**WHAT TO WORK ON:** Print all entries precisely as they are written.

**AVAILABLE DATA:**

★ ★ ★

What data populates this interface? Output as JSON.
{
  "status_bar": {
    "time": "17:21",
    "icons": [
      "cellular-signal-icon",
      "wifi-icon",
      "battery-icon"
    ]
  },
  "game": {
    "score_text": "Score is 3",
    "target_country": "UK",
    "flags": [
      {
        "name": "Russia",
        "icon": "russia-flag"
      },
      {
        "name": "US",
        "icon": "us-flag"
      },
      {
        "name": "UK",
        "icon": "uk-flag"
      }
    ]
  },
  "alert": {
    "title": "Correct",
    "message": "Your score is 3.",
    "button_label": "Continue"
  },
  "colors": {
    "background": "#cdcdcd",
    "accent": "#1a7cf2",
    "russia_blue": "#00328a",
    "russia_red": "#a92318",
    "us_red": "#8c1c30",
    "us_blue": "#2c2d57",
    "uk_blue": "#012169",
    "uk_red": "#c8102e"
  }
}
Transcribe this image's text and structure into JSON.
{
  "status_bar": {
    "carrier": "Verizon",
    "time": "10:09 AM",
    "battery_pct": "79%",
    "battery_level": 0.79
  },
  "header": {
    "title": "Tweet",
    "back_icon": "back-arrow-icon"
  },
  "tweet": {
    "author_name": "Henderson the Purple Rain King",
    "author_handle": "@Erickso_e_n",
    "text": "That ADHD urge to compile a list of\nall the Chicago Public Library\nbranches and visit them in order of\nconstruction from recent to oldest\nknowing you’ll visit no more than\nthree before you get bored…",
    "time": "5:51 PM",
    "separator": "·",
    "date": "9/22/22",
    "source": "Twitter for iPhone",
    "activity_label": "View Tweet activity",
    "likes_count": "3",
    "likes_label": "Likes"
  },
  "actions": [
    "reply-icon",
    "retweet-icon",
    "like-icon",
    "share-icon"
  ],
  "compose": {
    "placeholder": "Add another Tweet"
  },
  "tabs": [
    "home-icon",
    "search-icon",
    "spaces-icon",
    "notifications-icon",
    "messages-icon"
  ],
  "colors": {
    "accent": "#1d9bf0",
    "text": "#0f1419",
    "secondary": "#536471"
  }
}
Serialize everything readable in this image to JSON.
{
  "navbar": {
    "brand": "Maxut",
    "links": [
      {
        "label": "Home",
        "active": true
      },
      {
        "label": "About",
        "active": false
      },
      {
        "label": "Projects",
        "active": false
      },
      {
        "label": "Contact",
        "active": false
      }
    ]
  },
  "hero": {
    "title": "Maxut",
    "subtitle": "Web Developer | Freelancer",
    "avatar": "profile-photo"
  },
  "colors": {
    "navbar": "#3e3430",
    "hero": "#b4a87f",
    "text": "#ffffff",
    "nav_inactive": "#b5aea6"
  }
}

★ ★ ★

**SOLUTION FOR THIS TASK:**
What data populates this interface? Output as JSON.
{
  "status_bar": {
    "time": "17:21",
    "icons": [
      "cellular-signal-icon",
      "wifi-icon",
      "battery-icon"
    ]
  },
  "game": {
    "score_text": "Score is 3",
    "target_country": "UK",
    "flags": [
      {
        "name": "Russia",
        "icon": "russia-flag"
      },
      {
        "name": "US",
        "icon": "us-flag"
      },
      {
        "name": "UK",
        "icon": "uk-flag"
      }
    ]
  },
  "alert": {
    "title": "Correct",
    "message": "Your score is 3.",
    "button_label": "Continue"
  },
  "colors": {
    "background": "#cdcdcd",
    "accent": "#1a7cf2",
    "russia_blue": "#00328a",
    "russia_red": "#a92318",
    "us_red": "#8c1c30",
    "us_blue": "#2c2d57",
    "uk_blue": "#012169",
    "uk_red": "#c8102e"
  }
}
Transcribe this image's text and structure into JSON.
{
  "status_bar": {
    "carrier": "Verizon",
    "time": "10:09 AM",
    "battery_pct": "79%",
    "battery_level": 0.79
  },
  "header": {
    "title": "Tweet",
    "back_icon": "back-arrow-icon"
  },
  "tweet": {
    "author_name": "Henderson the Purple Rain King",
    "author_handle": "@Erickso_e_n",
    "text": "That ADHD urge to compile a list of\nall the Chicago Public Library\nbranches and visit them in order of\nconstruction from recent to oldest\nknowing you’ll visit no more than\nthree before you get bored…",
    "time": "5:51 PM",
    "separator": "·",
    "date": "9/22/22",
    "source": "Twitter for iPhone",
    "activity_label": "View Tweet activity",
    "likes_count": "3",
    "likes_label": "Likes"
  },
  "actions": [
    "reply-icon",
    "retweet-icon",
    "like-icon",
    "share-icon"
  ],
  "compose": {
    "placeholder": "Add another Tweet"
  },
  "tabs": [
    "home-icon",
    "search-icon",
    "spaces-icon",
    "notifications-icon",
    "messages-icon"
  ],
  "colors": {
    "accent": "#1d9bf0",
    "text": "#0f1419",
    "secondary": "#536471"
  }
}
Serialize everything readable in this image to JSON.
{
  "navbar": {
    "brand": "Maxut",
    "links": [
      {
        "label": "Home",
        "active": true
      },
      {
        "label": "About",
        "active": false
      },
      {
        "label": "Projects",
        "active": false
      },
      {
        "label": "Contact",
        "active": false
      }
    ]
  },
  "hero": {
    "title": "Maxut",
    "subtitle": "Web Developer | Freelancer",
    "avatar": "profile-photo"
  },
  "colors": {
    "navbar": "#3e3430",
    "hero": "#b4a87f",
    "text": "#ffffff",
    "nav_inactive": "#b5aea6"
  }
}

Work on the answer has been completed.